Skip to Main Content
U.S. Forest Service
Caring for the land and serving people

United States Department of Agriculture

Home > Search > Publication Information

  1. Share via EmailShare on FacebookShare on LinkedInShare on Twitter
    Dislike this pubLike this pub


    For most wild species affected by exotic pests or pathogens, the relative importance of heritable genetic differences in determining apparent variation in disease resistance is unknown. This is true in particular for butternut, a North American hardwood affected by butternut canker disease and undergoing demographic contraction. Little is known about site effects on butternut decline, in part because long-term monitoring data are lacking.

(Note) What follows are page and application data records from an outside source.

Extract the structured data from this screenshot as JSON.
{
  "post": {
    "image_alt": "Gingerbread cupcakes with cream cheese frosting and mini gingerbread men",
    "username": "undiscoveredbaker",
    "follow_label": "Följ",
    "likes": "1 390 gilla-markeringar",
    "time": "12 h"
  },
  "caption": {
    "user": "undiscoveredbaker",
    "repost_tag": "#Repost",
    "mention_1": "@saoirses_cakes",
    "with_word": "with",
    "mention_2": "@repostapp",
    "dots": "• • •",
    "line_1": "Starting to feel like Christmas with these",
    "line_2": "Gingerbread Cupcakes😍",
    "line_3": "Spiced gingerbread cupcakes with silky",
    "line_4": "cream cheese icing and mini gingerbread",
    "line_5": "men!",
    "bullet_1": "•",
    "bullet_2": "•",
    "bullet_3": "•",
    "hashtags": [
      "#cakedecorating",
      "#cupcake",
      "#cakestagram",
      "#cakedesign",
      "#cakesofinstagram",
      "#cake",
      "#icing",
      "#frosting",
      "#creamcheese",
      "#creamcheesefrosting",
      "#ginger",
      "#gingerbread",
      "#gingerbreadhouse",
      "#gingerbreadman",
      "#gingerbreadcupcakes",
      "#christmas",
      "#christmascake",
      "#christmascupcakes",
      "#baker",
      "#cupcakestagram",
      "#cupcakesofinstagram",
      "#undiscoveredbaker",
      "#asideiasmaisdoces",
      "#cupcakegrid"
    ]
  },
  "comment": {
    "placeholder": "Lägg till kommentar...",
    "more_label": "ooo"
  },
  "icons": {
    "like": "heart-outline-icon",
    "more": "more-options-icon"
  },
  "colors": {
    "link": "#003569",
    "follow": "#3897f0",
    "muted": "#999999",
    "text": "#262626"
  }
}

We collected detailed disease phenotypes and multilocus microsatellite genotypes for all surviving individuals in a large natural population of butternut in 2003 (n=302) and 2012 (n=113). Two analytical methods, correlations between pairwise phenotypic similarity and pairwise relatedness, and estimation of among-family variance, both indicated weak heritability of disease-related traits and no heritability for overall tree health in the population. Additionally, an analysis of spatial data collected in 2001 (n=341) and 2012 (n=113) demonstrated that drier, upland sites contribute to increased likelihood of survival. We conclude that genetic differences among wild butternut individuals contributed little to observed variance in survival over 10 years but fine-scale site differences were useful predictors of butternut mortality.

    Publication Notes

    • Check the Northern Research Station web site to request a printed copy of this publication.
    • Our on-line publications are scanned and captured using Adobe Acrobat.
    • During the capture process some typographical errors may occur.
    • Please contact Sharon Hobrla, if you notice any errors which make this publication unusable.
    • We recommend that you also print this page and attach it to the printout of the article, to retain the full citation information.
    • This article was written and prepared by U.S. Government employees on official time, and is therefore in the public domain.


    LaBonte, Nicholas R.; Ostry, Michael E.; Ross-Davis, Amy; Woeste, Keith E. 2015. Estimating heritability of disease resistance and factors that contribute to long-term survival in butternut (Juglans cinerea L.). Tree Genetics & Genomes. 11(3): 63.


    Google Scholar


    Ophiognomonia clavigignenti-juglandacearum, Butternut canker disease, Heritability, Forest genetics, Butternut

    Related Search

    XML: View XML
Show More
Show Fewer
Jump to Top of Page